The location of the shrubs will depend on your climate. For people in cold areas, the ideal positioning should be in an area with access to full sunlight all day, as this will enable the plants to get all that they need. Where the climate is warm, the site should have access to partial shade such that the plants do not lose all their moisture to the atmosphere and wilt.

Where the cultivation is indoors, site selection is not much of an issue as long as the shrub has adequate access to light and water.

The rule of thumb is that the shrub site selection should be towards the north or south.

Soil Testing

First off, you must ensure that the soil is well-draining. Boxwood shrub roots can drown and rot when left in wet conditions for prolonged periods. You can test the drainage capabilities by digging a hole and filling it with water and waiting for a day. After this period, the hole should be empty. If there is water in the void, the soil is not suitable for the shrubs. These plants have short roots which will sit in water for long if the ground gets saturated. Also, though the soil should allow water to pass, it should not be so draining that the shrubs have nothing to absorb in the dirt after a while as this will affect their productivity.

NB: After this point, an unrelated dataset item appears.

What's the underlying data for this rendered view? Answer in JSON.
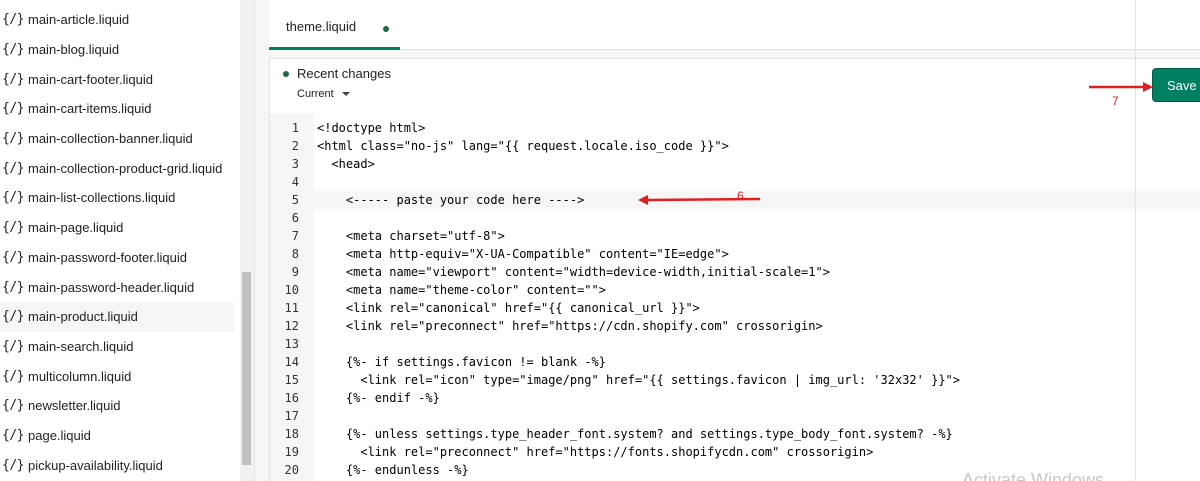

The fertility of the soil is also essential. When you plant the shrubs indoors, you can buy soil mixes from nurseries, which will provide the plants with adequate nutrients. You should look into amending the soil to ensure that the plants get all that they need.

The pH of the soil will also come into play, and it should range somewhere between 6 and 7. You can test for the pH by digging a hole and filling it with water. Allow the water to sit in the void for a few minutes and dip a test strip and take the reading. Amending will depend on the range.

Root Preparation

The roots of new plants require spreading out which you can achieve by loosening the balls around the roots. If you are transplanting the shrub, you can skip this step as it will not affect the plant’s growth.

When handling the roots, do so with caution as they are delicate and any damage to them at this point will affect their health.


Where you are planting the shrubs outdoors, you should dig a hole that is as deep as the plants’ height and as wide as the spread of the roots. In this way, the plant will be able to continue growing as it was in its prior conditions.

If you are planting in a pot, you should ensure that the roots are at least two inches into the soil. Any less than this will expose the shallow roots.

You can now place the shrub in the ground before filling the hole with two inches of soil. Follow up with two inches of mulch to protect the roots from loss of water when the temperatures are high. You can now pack down the materials to keep them in place.


Boxwood shrubs do not require much water. You should water them once every week when the temperatures are high and avoid wetting the soil. For the cold months, you can reduce the watering frequency to ensure that the roots do not drown. You should check for the availability of water by feeling the dirt with your hands to a depth of two inches. Only water the soil when it is dry and skip the sessions if the ground is damp.

Common Problems

Yellow Shrubs

Ideally, your plants should be green, and if you notice a yellow hue in the leaves, it is a sign that something is amiss. One major cause of this is too much watering that the plants are unable to absorb the nutrients in the soil. Also, the soil may be too dense, and the lack of aeration may be a causative factor.

Additionally, it may be as a result of lack of adequate sunlight. Spacing may also be an issue owing to competition for nutrient if the shrubs are not at least one foot apart. Thus, look into any of the above problems and you should be able to pinpoint the cause.

With these processes in place, your shrubs will grow into healthy plants.

Wishing to know more about already prepared and protected wood buildings visit our website.

Leave a Reply